If you are a coffee drinker then you’ve probably enjoyed the produce of a small holder farmer in a developing nation. Likewise for chocolate. They are the origins of a number of important food supply chains yet they live a precarious existence, vulnerable to many environmental, political and financial threats. Can the advanced technology of digital tokens alleviate the farmer’s situation? Read on as we discuss the possibilities.
Small holder farmers worldwide face a number of challenges. They lack income diversity and are often dependent on the income derived from a single crop. They experience poor economic geography including small market size and large distances between internal and export markets. Their agricultural environment is degrading with poor soil quality, pests and crop disease all acting to reduce yields. Climate change brings extreme weather conditions of drought and flood and directly affects crop viability. Farming communities experience a lack of suitable infrastructure such as financial services, technology services, transport and processing facilities and are severely impacted by international commodity price volatility(1). The many and varied challenges they face result in a precarious existence that is vulnerable to environmental, political, and economic shocks.
Digital technologies are a hallmark of the Fourth Industrial Revolution (World Economic Forum 2021). They have transformed much of modern societies with lightening velocity and have created extraordinary wealth, concentrated in select parts of select countries. However, their low cost, quick delivery and universal access point of a smartphone also make them a great tool to address many of the challenges faced by the poor farmer.
Blockchains and the digital tokens that run on them have taken center stage for the attention of modern economies. Their unique characteristics of immutable record keeping, decentralized community structures, transparency and ability to engender trust among large communities have opened a portal to innovation, limited only by the imagination. Tokenization is the process of representing some “thing” as a digital token so that it can be easily valued, acquired, stored, traded, identified, tracked, located, etc. That “thing” might be a physical asset such as a farming crop, a service such as financial service, a carbon credit or even non-financial assets such as impact, natural capital and data. As you can see, it’s only limited by the imagination.
In the context of the small holder farmer, a digital token represents inclusion. Inclusion into the markets that power modern economies and that are essential if farming communities are to break the repressive cycles of precarity. Consider a situation where a digital token is accepted and trusted within a farming community. Members of the community are happy to trade the digital token and the value of a token is understood and agreed. It can be accepted by the farmer when selling their crop to the local producer organization or to purchase medicines at a pharmacy or pay for their children’s school fees.
As token transactions are recorded on the blockchain, the farmer’s financial activity can be used to justify a microloan for buying higher grade seeds or hiring farming machinery. More transactions builds a stronger history and the farmer now becomes a prospective client for farm insurance to protect against the threats of drought, floods, pests and disease. Digital tokens can be stored and secured in a digital wallet which represents a means of savings and keeps cash out of the household where it can be easily spent. The wallet and token balance allows farmers to transact on digital markets that they were once isolated from.
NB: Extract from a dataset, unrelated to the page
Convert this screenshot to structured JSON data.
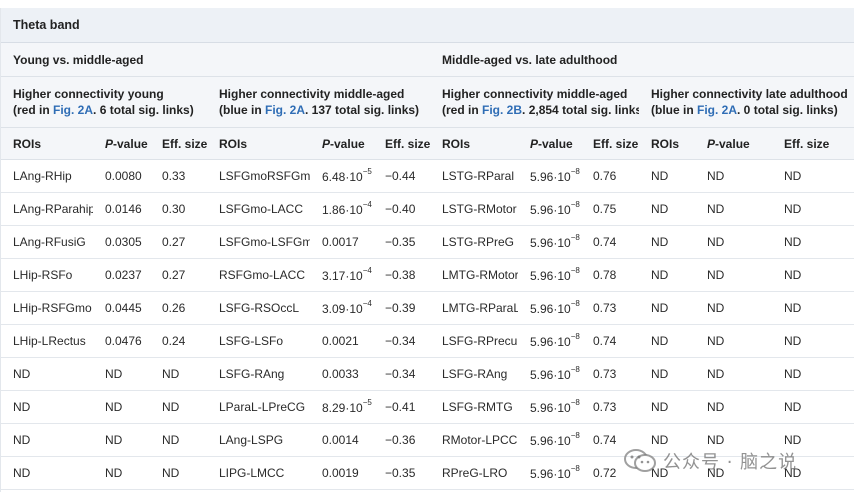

They can access markets in the next geographic region where vendor competition is higher making seed prices lower than their local physical markets and where a greater number of farming products and services are available. Through this increased economic activity, the farmer improves their income, broadens their options and reduces some of their risks.
The benefits of digital tokens to power a local farming community are strong but they can also be used to transfer value over larger scales. Global remittances are estimated to reach $930 Billion in 2026 with fees for some Sub Saharan countries past 20%. Digital tokens are finding a place here to dramatically cut fees, reduce transfer times to almost zero and to allow direct transfers to individuals instead to through banks and institutions. In these situations, where a digital token spans economic regions, its value is stabilized and it provides a hedge against inflation in countries where the economy is more volatile. Governments have also found uses for tokens in distributing humanitarian aid quickly and easily and there are more than 80 national governments investigating the case to implement a central bank digital currency (CBDC) to sit alongside, or replace, the national sovereign currency.
The concept of tokenization is being explored for many use cases. The value of data is constantly being realized and farmer data is a valuable commodity to governments, development organizations, agri-business and farmers themselves. The value of this data can be accounted and a fair share passed back to the originator via a digital token. Impact tokens represent the positive social and environmental impact of specific activities and are in focus for impact investing organizations(2). Carbon credits can be tokenized and traded on decentralized exchanges (Dex’s) and thereby extending carbon markets to all regions of the globe. This notion opens the avenue for small holder farmers to add a carbon crop to their existing crop and diversity their income. There are challenges to overcome with the cost of measurement, but that is another blockchain story.
With only our imagination limiting the opportunities to tokenize and trade, all societies can share in the benefits of blockchain and digital tokens. Let’s hope small holder farmers can be included in those.